In other cases, each person may use mixed languages or environmental-bound language which changes depending on whether the parent is at home or in the community. The child’s input is crucial in the linguistic development of bilingualism; they may mix the languages they acquire from family members without being aware that they should not mix them. As they develop these skills, they learn to differentiate the two languages (Qi, 2011).
According to the author, the moment a child is born, he has auditory discrimination capacities which enable them to understand specific languages. This is evident in both bilingual and monolingual children. The study of bilingualism in children is largely dependent on the role of family in language acquisition. The context has influence on the child’s language processing, and the speech of two languages thus; it is a crucial factor to be considered during the study of bilingualism in children.
Genesee (2003) explores the development of bilingualism from 1913 when the first scientific report on the matter was published. Over the years, several studies have been done on the processes and impact of bilingualism on children’s language development and other aspects such as social, psychological and cognitive development in children.
Though there is a common view that early bilingual development in children has negative effects, the author believes in the view that the child is biologically capable of acquiring two languages in the same way as he would acquire one. In order to acquire two languages effectively, the child must be able to; discriminate crucial differences related to language input and to retain the information they acquire.

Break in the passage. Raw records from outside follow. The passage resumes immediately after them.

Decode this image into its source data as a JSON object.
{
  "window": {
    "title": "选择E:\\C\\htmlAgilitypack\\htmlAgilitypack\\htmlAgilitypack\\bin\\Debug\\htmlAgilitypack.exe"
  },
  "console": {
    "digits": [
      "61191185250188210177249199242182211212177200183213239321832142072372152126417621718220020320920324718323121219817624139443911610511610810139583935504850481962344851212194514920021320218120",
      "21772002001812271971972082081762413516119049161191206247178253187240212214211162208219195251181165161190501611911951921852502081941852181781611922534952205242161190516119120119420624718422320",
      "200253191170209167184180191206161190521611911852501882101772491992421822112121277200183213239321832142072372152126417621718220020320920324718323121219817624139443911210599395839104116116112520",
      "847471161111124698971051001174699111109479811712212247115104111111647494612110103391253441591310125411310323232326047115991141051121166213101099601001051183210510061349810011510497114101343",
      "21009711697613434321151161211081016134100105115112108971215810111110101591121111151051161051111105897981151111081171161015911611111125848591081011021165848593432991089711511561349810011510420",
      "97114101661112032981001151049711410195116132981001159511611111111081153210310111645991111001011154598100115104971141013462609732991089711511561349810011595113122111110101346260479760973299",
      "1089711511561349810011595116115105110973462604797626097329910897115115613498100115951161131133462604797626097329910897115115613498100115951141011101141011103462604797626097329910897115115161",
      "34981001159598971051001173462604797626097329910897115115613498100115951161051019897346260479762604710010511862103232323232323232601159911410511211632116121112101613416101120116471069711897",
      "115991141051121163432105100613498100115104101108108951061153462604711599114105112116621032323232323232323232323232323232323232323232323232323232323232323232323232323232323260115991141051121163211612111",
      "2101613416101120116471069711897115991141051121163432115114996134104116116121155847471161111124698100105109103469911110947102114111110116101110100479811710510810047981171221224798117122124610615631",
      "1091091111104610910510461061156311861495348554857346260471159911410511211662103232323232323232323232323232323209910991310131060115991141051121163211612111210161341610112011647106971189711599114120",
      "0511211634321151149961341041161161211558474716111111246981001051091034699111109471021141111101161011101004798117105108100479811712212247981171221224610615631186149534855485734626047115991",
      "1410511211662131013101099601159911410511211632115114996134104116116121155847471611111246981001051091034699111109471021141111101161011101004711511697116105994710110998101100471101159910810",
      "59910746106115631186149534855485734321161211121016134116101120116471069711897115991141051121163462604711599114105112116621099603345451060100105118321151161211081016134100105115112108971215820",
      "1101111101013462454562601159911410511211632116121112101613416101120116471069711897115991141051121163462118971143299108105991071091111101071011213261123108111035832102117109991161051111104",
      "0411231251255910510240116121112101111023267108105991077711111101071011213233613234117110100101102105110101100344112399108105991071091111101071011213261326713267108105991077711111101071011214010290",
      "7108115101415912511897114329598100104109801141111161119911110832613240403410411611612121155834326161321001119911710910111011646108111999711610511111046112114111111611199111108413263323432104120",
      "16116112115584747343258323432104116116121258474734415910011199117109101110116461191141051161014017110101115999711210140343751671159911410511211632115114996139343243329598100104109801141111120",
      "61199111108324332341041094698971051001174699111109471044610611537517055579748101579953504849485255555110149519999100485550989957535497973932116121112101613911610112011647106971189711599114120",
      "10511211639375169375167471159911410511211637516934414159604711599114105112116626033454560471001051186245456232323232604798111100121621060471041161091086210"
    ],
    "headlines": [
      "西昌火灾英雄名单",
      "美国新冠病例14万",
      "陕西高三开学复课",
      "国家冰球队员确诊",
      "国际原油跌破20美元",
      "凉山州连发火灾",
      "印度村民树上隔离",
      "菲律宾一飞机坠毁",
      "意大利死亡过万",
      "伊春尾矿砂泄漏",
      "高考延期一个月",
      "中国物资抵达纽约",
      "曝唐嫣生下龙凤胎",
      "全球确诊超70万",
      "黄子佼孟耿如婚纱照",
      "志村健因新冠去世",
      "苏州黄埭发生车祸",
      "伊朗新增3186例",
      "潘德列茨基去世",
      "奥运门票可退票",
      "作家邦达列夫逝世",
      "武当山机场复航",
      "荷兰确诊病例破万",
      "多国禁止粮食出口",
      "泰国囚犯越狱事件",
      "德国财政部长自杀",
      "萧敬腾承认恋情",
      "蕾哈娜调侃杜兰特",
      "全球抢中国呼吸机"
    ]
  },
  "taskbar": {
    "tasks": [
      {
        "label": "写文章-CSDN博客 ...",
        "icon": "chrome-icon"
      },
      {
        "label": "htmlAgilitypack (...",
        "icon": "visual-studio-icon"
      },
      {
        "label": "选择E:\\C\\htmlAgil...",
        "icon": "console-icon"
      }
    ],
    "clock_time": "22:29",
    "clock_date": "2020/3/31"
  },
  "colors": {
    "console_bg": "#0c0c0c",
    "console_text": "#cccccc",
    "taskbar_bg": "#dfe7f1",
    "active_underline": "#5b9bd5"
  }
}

In the early stages, a child has a single lexical system containing words from both languages. Though assumptions are that children are initially monolingual, they acquire an understanding of both languages. As they develop they learn to differentiate the two languages. The author provides empirical evidence of properties of bilingual development in children and how it is affected by family and other factors. In conclusion, the acquisition of more than one language is dependent on various factors. Though this is an innate skill, it can be facilitated by ensuring specific people speak to the child in a specific language. Every child develops at his own pace this process should not be rushed even in language acquisition.
De Houwer, A. (2009). An Introduction to Bilingual Development, Bristol: Multilingual Matters
Genesee, F. (2003). Rethinking Bilingual Acquisition In J. Dewaele, A. Housen & W. Li (Eds.). Bilingualism: Beyond basic principles. Clevedon, UK: Multilingual Matters
Qi, R. (2011). The Bilingual Acquisition of English and Mandarin: Chinese Children in Australia. New York: Cambria Press